dr.-seuss-why-fit-in-when-you-were-born-to-stand-out-wall-decalMost of us don’t think about a conscious plan for standing out. 

We have learned to blend in. 

But when you start a job search, you need to stand out. 

That’s why I chose this tagline for TheJobClinic: “If you aren’t REMARKABLE, you’re INVISIBLE”.

Yet standing out is more than just being noticed. It’s also tied to how people perceive you, how your skills(talent) are valued and ultimately if an employer or client will respond to your business offer (resume).


In a recent interview with Entrepreneur Magazine, Robert Herjavec from the TV show Shark Tank said, “The world doesn’t reward mediocrity. You’ve got to be great at something. Nothing is ever ‘good enough.’ It’s either excellent or inferior.

Nobody cares about average. Greatness is what counts.

If you want to be successful and make a lot of money or be famous, or whatever it is that you define as success, do one thing and do it better than everyone else.”

Consider this:

  • As of May 2015 there were 858 million registered websites.
  • 1 million books are published annually & most authors sell less than 250 copies.
  • There are 3.17 billion internet users.
  • 100 billion emails are sent and received each day.

It’s easy to see why just having a website, a LinkedIn profile and posting your resume on Monster or CareerBuilder is not enough to stand out. Being remarkable is a factor of your on-going presence on the Internet, the value of content you post and your relationships (not just contacts).

Consider these options to stand out in your job search:

  1. Get Noticed (Before You Even Apply) by getting a referral from someone you know within a company.
  2. Create a remarkable online portfolio showcasing samples of your work.
  3. Ask key people in your job specialty to write a LinkedIn recommendation for you.
  4. Get the attention of hiring managers by offering a suggestion for the company related to how they can make money, save money or solve a problem.
  5. Schedule an informational interview (not a job interview) and have a presentation offering some great ideas for a company.
  6. Consider making a video to distinguish yourself from other candidates that you can send either before or after an interview.

Take a look at Katy Perry for some insights on standing out and becoming remarkable.

Focused on her music, Perry got her GED and moved to Los Angeles when she was only 17 years old.
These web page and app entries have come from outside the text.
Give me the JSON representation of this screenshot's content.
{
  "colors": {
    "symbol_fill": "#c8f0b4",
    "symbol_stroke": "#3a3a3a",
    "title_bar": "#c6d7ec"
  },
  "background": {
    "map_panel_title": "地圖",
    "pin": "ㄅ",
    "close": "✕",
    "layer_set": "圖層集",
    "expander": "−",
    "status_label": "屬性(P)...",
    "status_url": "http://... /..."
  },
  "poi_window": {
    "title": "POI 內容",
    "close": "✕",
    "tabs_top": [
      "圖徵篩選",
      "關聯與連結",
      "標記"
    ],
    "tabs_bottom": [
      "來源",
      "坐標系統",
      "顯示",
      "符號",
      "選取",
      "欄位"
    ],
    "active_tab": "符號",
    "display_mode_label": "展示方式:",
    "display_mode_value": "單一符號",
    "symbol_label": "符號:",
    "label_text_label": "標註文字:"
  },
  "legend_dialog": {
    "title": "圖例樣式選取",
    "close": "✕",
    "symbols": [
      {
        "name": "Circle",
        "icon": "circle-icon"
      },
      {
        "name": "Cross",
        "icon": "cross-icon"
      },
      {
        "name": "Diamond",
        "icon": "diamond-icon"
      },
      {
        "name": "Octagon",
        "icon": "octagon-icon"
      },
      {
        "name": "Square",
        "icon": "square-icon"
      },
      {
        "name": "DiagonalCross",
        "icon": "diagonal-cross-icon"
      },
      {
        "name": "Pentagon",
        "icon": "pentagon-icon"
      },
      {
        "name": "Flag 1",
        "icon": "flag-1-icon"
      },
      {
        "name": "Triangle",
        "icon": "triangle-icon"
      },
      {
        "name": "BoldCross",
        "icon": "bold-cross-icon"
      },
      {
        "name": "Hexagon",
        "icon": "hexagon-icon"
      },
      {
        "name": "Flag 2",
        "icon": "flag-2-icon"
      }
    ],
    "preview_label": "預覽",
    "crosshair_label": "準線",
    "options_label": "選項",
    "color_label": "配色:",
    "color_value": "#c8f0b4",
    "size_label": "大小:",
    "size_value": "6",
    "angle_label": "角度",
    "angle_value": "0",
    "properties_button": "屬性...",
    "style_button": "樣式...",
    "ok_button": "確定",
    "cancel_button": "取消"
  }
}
She lived in L.A. with no money, wrote bad checks and sold her clothes to pay the rent. Perry also experienced a string of disappointments before getting her big break. She was unable to find a record company willing to take heron. She was signed and then dropped by 2 major labels. She spent several years working with many producers only to find herself out on the street.

Most people in her situation would have thrown in the towel but she stood out with her drive and ambition. Katy got a day job reviewing demos at a company called Taxi to make ends meet while honing her craft.

Fast forward a few years later. Katy earned $135 million last year and grossed more than $2 million a city performing 126 shows with 75 of them overseas. She also has endorsement deals with Coty, Claire’s and Covergirl.

It seems that Robert Herjavec is right. Nobody cares about average.

F717216E-AC0C-461E-AAE2-4B37097753DAGreatness is what counts.  If you want to be successful at whatever you define as success, you need do one thing that is remarkable to stand out.

Today with the Internet and its on-line access to global opportunities, creative thinking and hard work can pay off for anyone who realizes that they were born to stand out.